Given that OA has proven an attractive business model for commercial publishers, the key predictions of OA-advocates, namely that OA would liberate both scientists and tax payers from the chains of global publishing companies, have not become true. In its conclusion, the paper discusses the opportunities and pitfalls of non-commercial publishing.

URL : Open access, data capitalism and academic publishing


Open access policies of high impact medical journals: a cross-sectional study

Authors : Tim Ellison, Tim Koder, Laura Schmidt, Amy Williams, Christopher Winchester


Journal publishers increasingly offer governmental and charitable research funders the option to pay for open access with a Creative Commons Attribution (CC BY) licence, which allows sharing and adaptation of published materials for commercial as well as non-commercial use.

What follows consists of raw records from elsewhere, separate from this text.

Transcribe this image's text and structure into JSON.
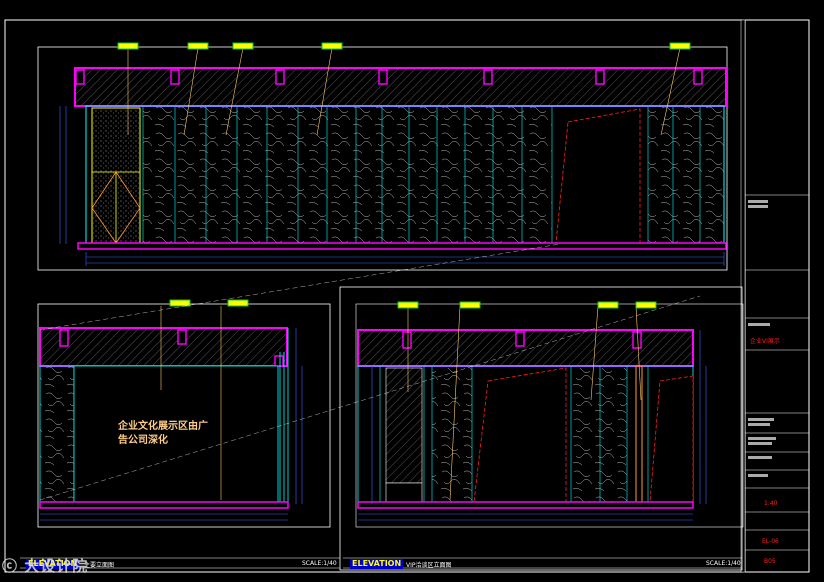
{
  "annotation": {
    "text": "企业文化展示区由广告公司深化"
  },
  "watermark": {
    "text": "ⓒ 大设计院"
  },
  "views": {
    "left": {
      "elevation_label": "ELEVATION",
      "view_name": "主要立面图",
      "scale": "SCALE:1/40"
    },
    "right": {
      "elevation_label": "ELEVATION",
      "view_name": "VIP洽谈区立面图",
      "scale": "SCALE:1/40"
    }
  },
  "title_block": {
    "red_title": "企业VI展示",
    "sheet_no": "EL-06",
    "scale": "1:40",
    "page": "B05"
  },
  "colors": {
    "magenta": "#ff00ff",
    "cyan": "#00ffff",
    "yellow": "#ffff00",
    "white": "#ffffff",
    "red": "#ff2020",
    "orange": "#ff9933",
    "green": "#00cc33",
    "dim_blue": "#3366ff"
  },
  "icons": {
    "watermark": "copyright-icon",
    "tag": "material-tag-icon"
  }
}
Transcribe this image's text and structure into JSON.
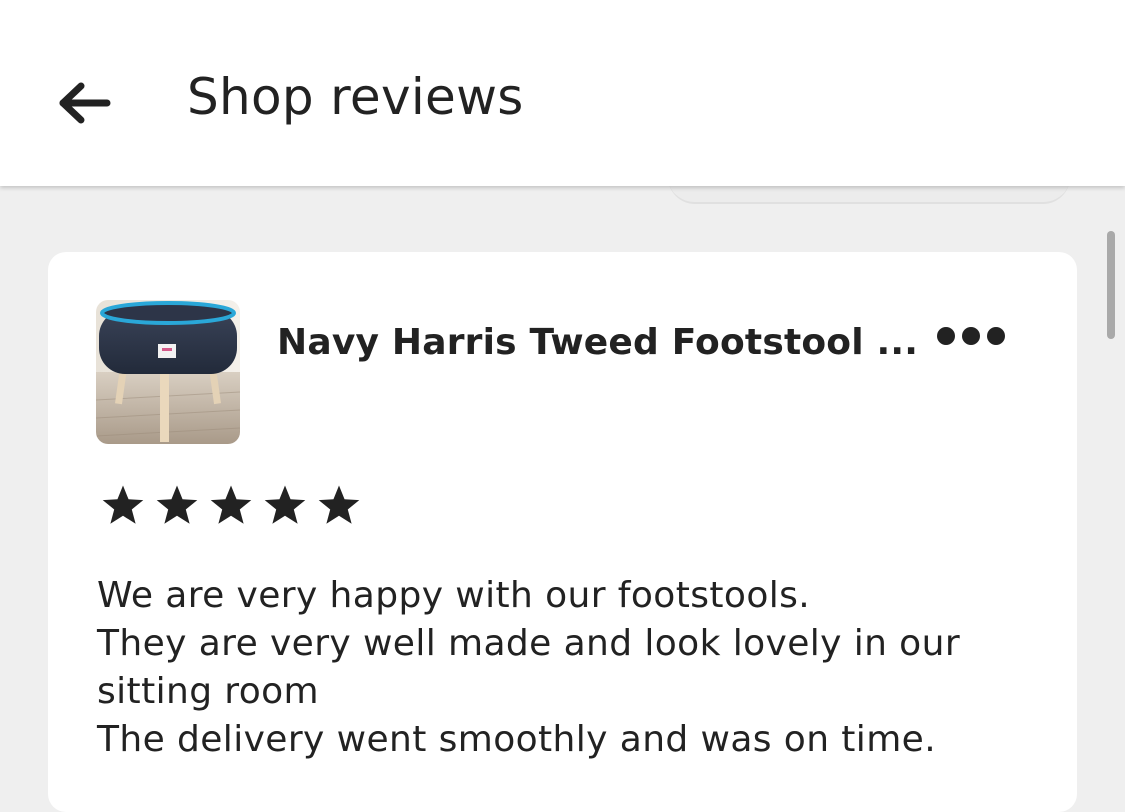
{
  "header": {
    "title": "Shop reviews",
    "back_icon": "arrow-left-icon"
  },
  "review": {
    "item_title": "Navy Harris Tweed Footstool ...",
    "item_meta": "",
    "thumbnail": "footstool-product-image",
    "more_icon": "more-horizontal-icon",
    "rating": 5,
    "rating_max": 5,
    "text_lines": [
      "We are very happy with our footstools.",
      "They are very well made and look lovely in our",
      "sitting room",
      "The delivery went smoothly and was on time."
    ]
  },
  "colors": {
    "background": "#efefef",
    "card": "#ffffff",
    "text": "#222222",
    "scrollbar": "#a9a9a9"
  }
}
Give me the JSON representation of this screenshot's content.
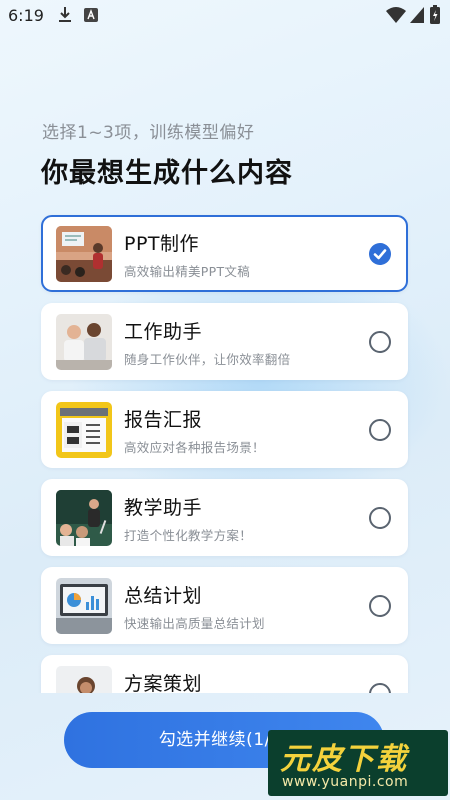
{
  "status_bar": {
    "time": "6:19",
    "icons": [
      "download-icon",
      "app-a-icon",
      "wifi-icon",
      "signal-icon",
      "battery-icon"
    ]
  },
  "header": {
    "subtitle": "选择1~3项，训练模型偏好",
    "title": "你最想生成什么内容"
  },
  "options": [
    {
      "title": "PPT制作",
      "desc": "高效输出精美PPT文稿",
      "selected": true,
      "thumb": "presentation-photo"
    },
    {
      "title": "工作助手",
      "desc": "随身工作伙伴，让你效率翻倍",
      "selected": false,
      "thumb": "coworkers-photo"
    },
    {
      "title": "报告汇报",
      "desc": "高效应对各种报告场景！",
      "selected": false,
      "thumb": "calendar-checklist-image"
    },
    {
      "title": "教学助手",
      "desc": "打造个性化教学方案！",
      "selected": false,
      "thumb": "classroom-photo"
    },
    {
      "title": "总结计划",
      "desc": "快速输出高质量总结计划",
      "selected": false,
      "thumb": "laptop-charts-photo"
    },
    {
      "title": "方案策划",
      "desc": "",
      "selected": false,
      "thumb": "woman-portrait-photo"
    }
  ],
  "cta": {
    "label": "勾选并继续(1/3)"
  },
  "watermark": {
    "brand": "元皮下载",
    "url": "www.yuanpi.com"
  },
  "colors": {
    "accent": "#2f6fd8",
    "card_bg": "#ffffff",
    "subtitle": "#8a8f96"
  }
}
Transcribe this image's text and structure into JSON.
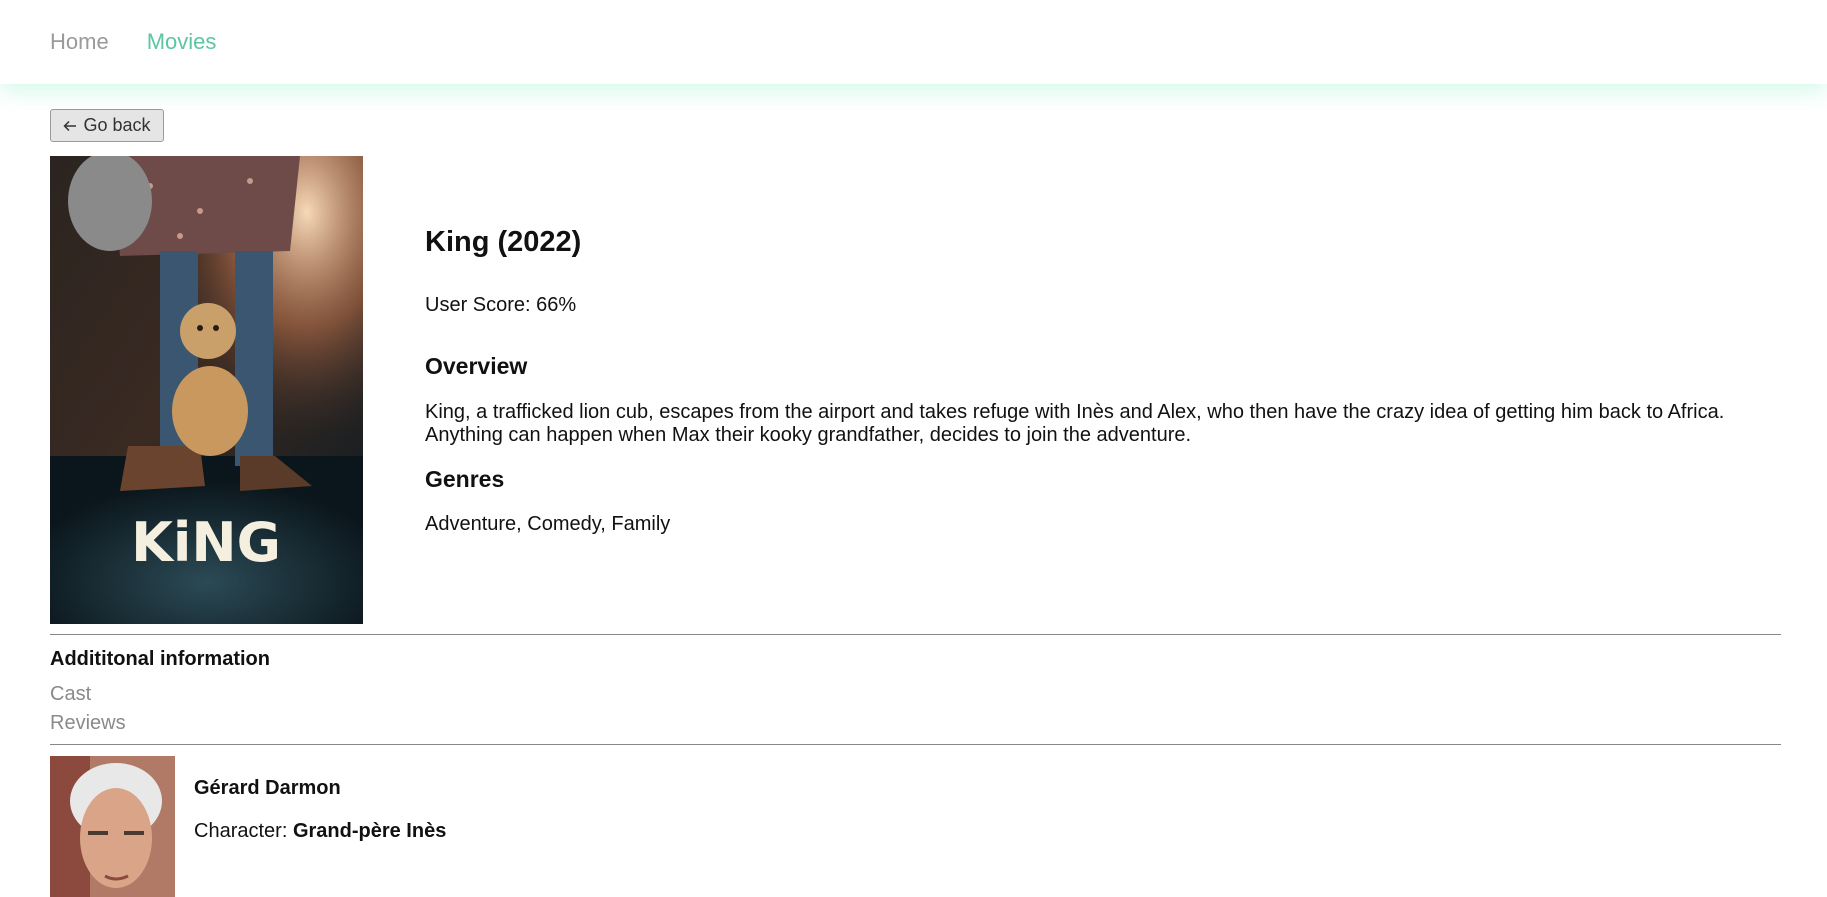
{
  "nav": {
    "home_label": "Home",
    "movies_label": "Movies"
  },
  "back_button": {
    "label": "Go back"
  },
  "movie": {
    "title": "King (2022)",
    "user_score_label": "User Score: ",
    "user_score": "66%",
    "overview_heading": "Overview",
    "overview": "King, a trafficked lion cub, escapes from the airport and takes refuge with Inès and Alex, who then have the crazy idea of getting him back to Africa. Anything can happen when Max their kooky grandfather, decides to join the adventure.",
    "genres_heading": "Genres",
    "genres": "Adventure, Comedy, Family",
    "poster_text": "KiNG"
  },
  "additional": {
    "title": "Addititonal information",
    "links": [
      "Cast",
      "Reviews"
    ]
  },
  "cast": [
    {
      "name": "Gérard Darmon",
      "character_label": "Character: ",
      "character": "Grand-père Inès"
    }
  ],
  "colors": {
    "accent": "#5cc6a0",
    "muted": "#8a8a8a"
  }
}
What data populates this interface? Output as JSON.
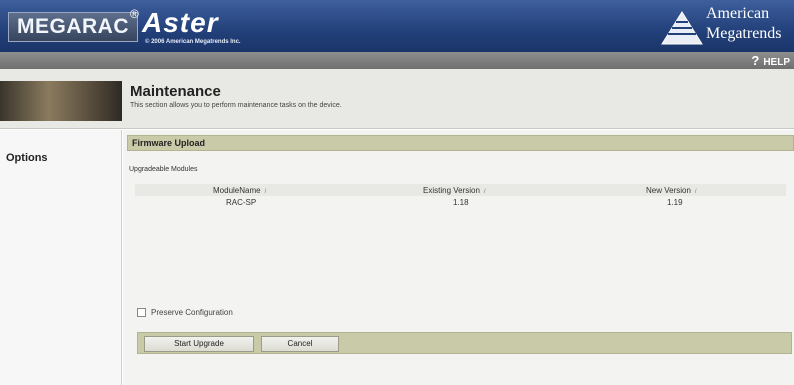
{
  "header": {
    "brand": "MEGARAC",
    "registered": "®",
    "product": "Aster",
    "copyright": "© 2006 American Megatrends Inc.",
    "vendor_line1": "American",
    "vendor_line2": "Megatrends"
  },
  "helpbar": {
    "help_icon": "?",
    "help_label": "HELP"
  },
  "banner": {
    "title": "Maintenance",
    "description": "This section allows you to perform maintenance tasks on the device."
  },
  "sidebar": {
    "options_label": "Options"
  },
  "content": {
    "section_title": "Firmware Upload",
    "modules_label": "Upgradeable Modules",
    "table": {
      "headers": [
        "ModuleName",
        "Existing Version",
        "New Version"
      ],
      "sort_glyph": "/",
      "rows": [
        [
          "RAC-SP",
          "1.18",
          "1.19"
        ]
      ]
    },
    "preserve_label": "Preserve Configuration",
    "preserve_checked": false,
    "buttons": {
      "start": "Start Upgrade",
      "cancel": "Cancel"
    }
  },
  "colors": {
    "header_blue": "#22407a",
    "section_bar": "#c9caa8",
    "helpbar_gray": "#7f7f7f"
  }
}
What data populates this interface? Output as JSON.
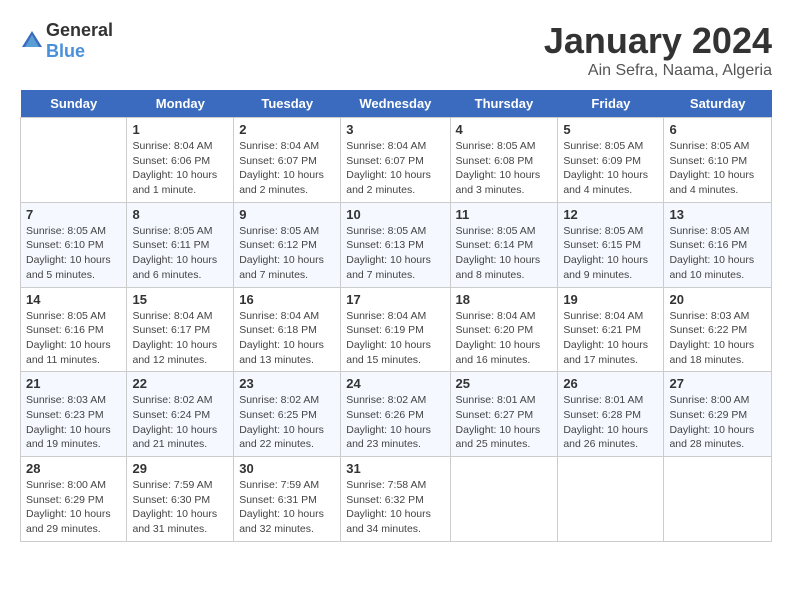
{
  "header": {
    "logo_general": "General",
    "logo_blue": "Blue",
    "title": "January 2024",
    "subtitle": "Ain Sefra, Naama, Algeria"
  },
  "columns": [
    "Sunday",
    "Monday",
    "Tuesday",
    "Wednesday",
    "Thursday",
    "Friday",
    "Saturday"
  ],
  "weeks": [
    [
      {
        "num": "",
        "info": ""
      },
      {
        "num": "1",
        "info": "Sunrise: 8:04 AM\nSunset: 6:06 PM\nDaylight: 10 hours\nand 1 minute."
      },
      {
        "num": "2",
        "info": "Sunrise: 8:04 AM\nSunset: 6:07 PM\nDaylight: 10 hours\nand 2 minutes."
      },
      {
        "num": "3",
        "info": "Sunrise: 8:04 AM\nSunset: 6:07 PM\nDaylight: 10 hours\nand 2 minutes."
      },
      {
        "num": "4",
        "info": "Sunrise: 8:05 AM\nSunset: 6:08 PM\nDaylight: 10 hours\nand 3 minutes."
      },
      {
        "num": "5",
        "info": "Sunrise: 8:05 AM\nSunset: 6:09 PM\nDaylight: 10 hours\nand 4 minutes."
      },
      {
        "num": "6",
        "info": "Sunrise: 8:05 AM\nSunset: 6:10 PM\nDaylight: 10 hours\nand 4 minutes."
      }
    ],
    [
      {
        "num": "7",
        "info": "Sunrise: 8:05 AM\nSunset: 6:10 PM\nDaylight: 10 hours\nand 5 minutes."
      },
      {
        "num": "8",
        "info": "Sunrise: 8:05 AM\nSunset: 6:11 PM\nDaylight: 10 hours\nand 6 minutes."
      },
      {
        "num": "9",
        "info": "Sunrise: 8:05 AM\nSunset: 6:12 PM\nDaylight: 10 hours\nand 7 minutes."
      },
      {
        "num": "10",
        "info": "Sunrise: 8:05 AM\nSunset: 6:13 PM\nDaylight: 10 hours\nand 7 minutes."
      },
      {
        "num": "11",
        "info": "Sunrise: 8:05 AM\nSunset: 6:14 PM\nDaylight: 10 hours\nand 8 minutes."
      },
      {
        "num": "12",
        "info": "Sunrise: 8:05 AM\nSunset: 6:15 PM\nDaylight: 10 hours\nand 9 minutes."
      },
      {
        "num": "13",
        "info": "Sunrise: 8:05 AM\nSunset: 6:16 PM\nDaylight: 10 hours\nand 10 minutes."
      }
    ],
    [
      {
        "num": "14",
        "info": "Sunrise: 8:05 AM\nSunset: 6:16 PM\nDaylight: 10 hours\nand 11 minutes."
      },
      {
        "num": "15",
        "info": "Sunrise: 8:04 AM\nSunset: 6:17 PM\nDaylight: 10 hours\nand 12 minutes."
      },
      {
        "num": "16",
        "info": "Sunrise: 8:04 AM\nSunset: 6:18 PM\nDaylight: 10 hours\nand 13 minutes."
      },
      {
        "num": "17",
        "info": "Sunrise: 8:04 AM\nSunset: 6:19 PM\nDaylight: 10 hours\nand 15 minutes."
      },
      {
        "num": "18",
        "info": "Sunrise: 8:04 AM\nSunset: 6:20 PM\nDaylight: 10 hours\nand 16 minutes."
      },
      {
        "num": "19",
        "info": "Sunrise: 8:04 AM\nSunset: 6:21 PM\nDaylight: 10 hours\nand 17 minutes."
      },
      {
        "num": "20",
        "info": "Sunrise: 8:03 AM\nSunset: 6:22 PM\nDaylight: 10 hours\nand 18 minutes."
      }
    ],
    [
      {
        "num": "21",
        "info": "Sunrise: 8:03 AM\nSunset: 6:23 PM\nDaylight: 10 hours\nand 19 minutes."
      },
      {
        "num": "22",
        "info": "Sunrise: 8:02 AM\nSunset: 6:24 PM\nDaylight: 10 hours\nand 21 minutes."
      },
      {
        "num": "23",
        "info": "Sunrise: 8:02 AM\nSunset: 6:25 PM\nDaylight: 10 hours\nand 22 minutes."
      },
      {
        "num": "24",
        "info": "Sunrise: 8:02 AM\nSunset: 6:26 PM\nDaylight: 10 hours\nand 23 minutes."
      },
      {
        "num": "25",
        "info": "Sunrise: 8:01 AM\nSunset: 6:27 PM\nDaylight: 10 hours\nand 25 minutes."
      },
      {
        "num": "26",
        "info": "Sunrise: 8:01 AM\nSunset: 6:28 PM\nDaylight: 10 hours\nand 26 minutes."
      },
      {
        "num": "27",
        "info": "Sunrise: 8:00 AM\nSunset: 6:29 PM\nDaylight: 10 hours\nand 28 minutes."
      }
    ],
    [
      {
        "num": "28",
        "info": "Sunrise: 8:00 AM\nSunset: 6:29 PM\nDaylight: 10 hours\nand 29 minutes."
      },
      {
        "num": "29",
        "info": "Sunrise: 7:59 AM\nSunset: 6:30 PM\nDaylight: 10 hours\nand 31 minutes."
      },
      {
        "num": "30",
        "info": "Sunrise: 7:59 AM\nSunset: 6:31 PM\nDaylight: 10 hours\nand 32 minutes."
      },
      {
        "num": "31",
        "info": "Sunrise: 7:58 AM\nSunset: 6:32 PM\nDaylight: 10 hours\nand 34 minutes."
      },
      {
        "num": "",
        "info": ""
      },
      {
        "num": "",
        "info": ""
      },
      {
        "num": "",
        "info": ""
      }
    ]
  ]
}
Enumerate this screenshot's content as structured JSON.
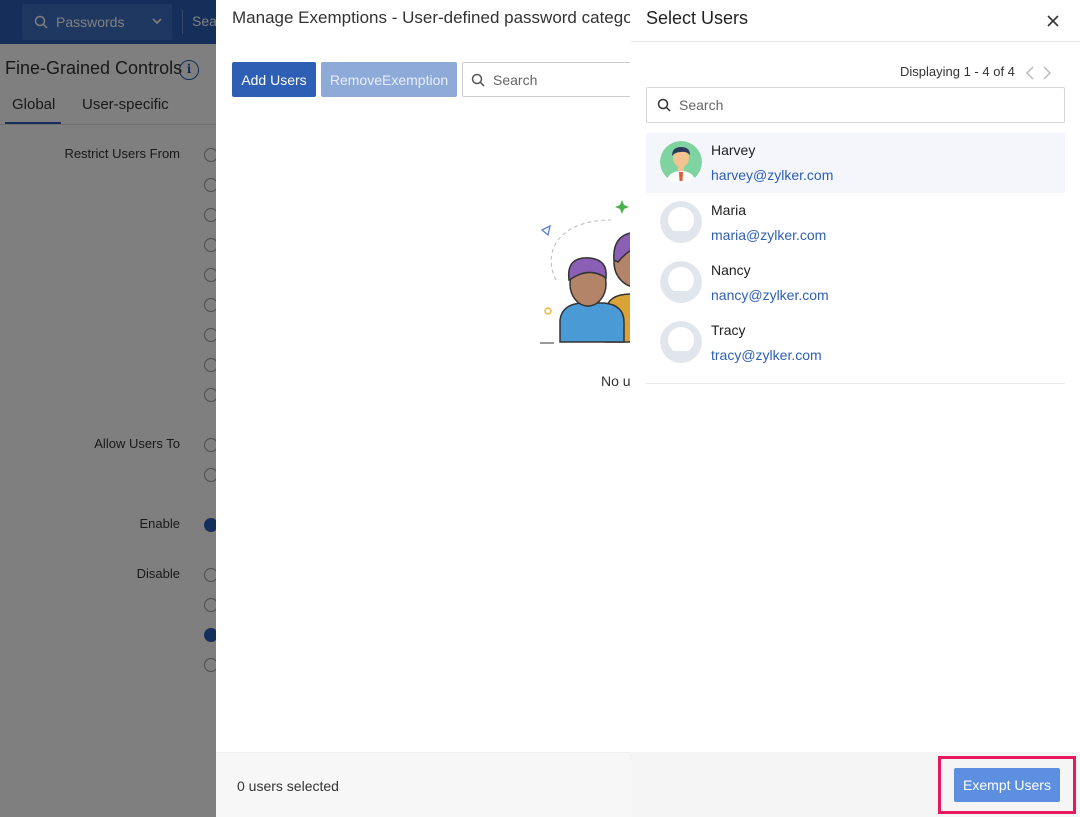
{
  "topbar": {
    "search_scope": "Passwords",
    "search_text": "Sear"
  },
  "background": {
    "title": "Fine-Grained Controls",
    "tabs": [
      {
        "label": "Global"
      },
      {
        "label": "User-specific"
      }
    ],
    "sections": {
      "restrict": "Restrict Users From",
      "allow": "Allow Users To",
      "enable": "Enable",
      "disable": "Disable"
    }
  },
  "exemptions_modal": {
    "title": "Manage Exemptions - User-defined password category",
    "add_users_label": "Add Users",
    "remove_exemption_label": "RemoveExemption",
    "search_placeholder": "Search",
    "empty_text": "No u",
    "footer_count": "0 users selected"
  },
  "select_users_panel": {
    "title": "Select Users",
    "display_count": "Displaying 1 - 4 of 4",
    "search_placeholder": "Search",
    "users": [
      {
        "name": "Harvey",
        "email": "harvey@zylker.com",
        "avatar": "photo-avatar"
      },
      {
        "name": "Maria",
        "email": "maria@zylker.com",
        "avatar": "default-avatar"
      },
      {
        "name": "Nancy",
        "email": "nancy@zylker.com",
        "avatar": "default-avatar"
      },
      {
        "name": "Tracy",
        "email": "tracy@zylker.com",
        "avatar": "default-avatar"
      }
    ],
    "exempt_button_label": "Exempt Users"
  },
  "colors": {
    "primary": "#2d5fb5",
    "exempt_button": "#5d8fe0",
    "highlight": "#e8185e"
  }
}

The Open Access Scholarly Publishers Association recommends this licence as the least restrictive Creative Commons licence available. We set out to investigate whether pharmaceutical companies are offered the same options.


Using Journal Selector (Sylogent, Newtown, PA, USA), we identified journals with a 2015 impact factor of at least 15 on 24 May 2017, and excluded journals that only publish review articles from the analysis.

Between 29 June 2017 and 26 July 2017, we collected information about the journals’ open access policies from their websites and/or by email contact. We contacted the journals by email again between 6 December 2017 and 2 January 2018 to confirm our findings.


Thirty-seven non-review journals listed in the Journal Selector database, from 14 publishers, had a 2015 impact factor of at least 15. All 37 journals offered some form of access with varying embargo periods of up to 12 months.

Of these journals, 23 (62%) offered immediate open access with a CC BY licence under certain circumstances (e.g. to specific research funders). Of these 23, only one journal confirmed that it offered a CC BY licence to commercial funders/pharmaceutical companies.


The open access policies of most medical journals with high impact factors restrict the dissemination of medical research funded by the pharmaceutical industry.

To give the scientific community freedom to read, reuse and adapt medical publications, publishers and academic journal editors would ideally allow pharmaceutical companies to fund unrestricted and immediate open access with a CC BY licence.

URL : Open access policies of high impact medical journals: a cross-sectional study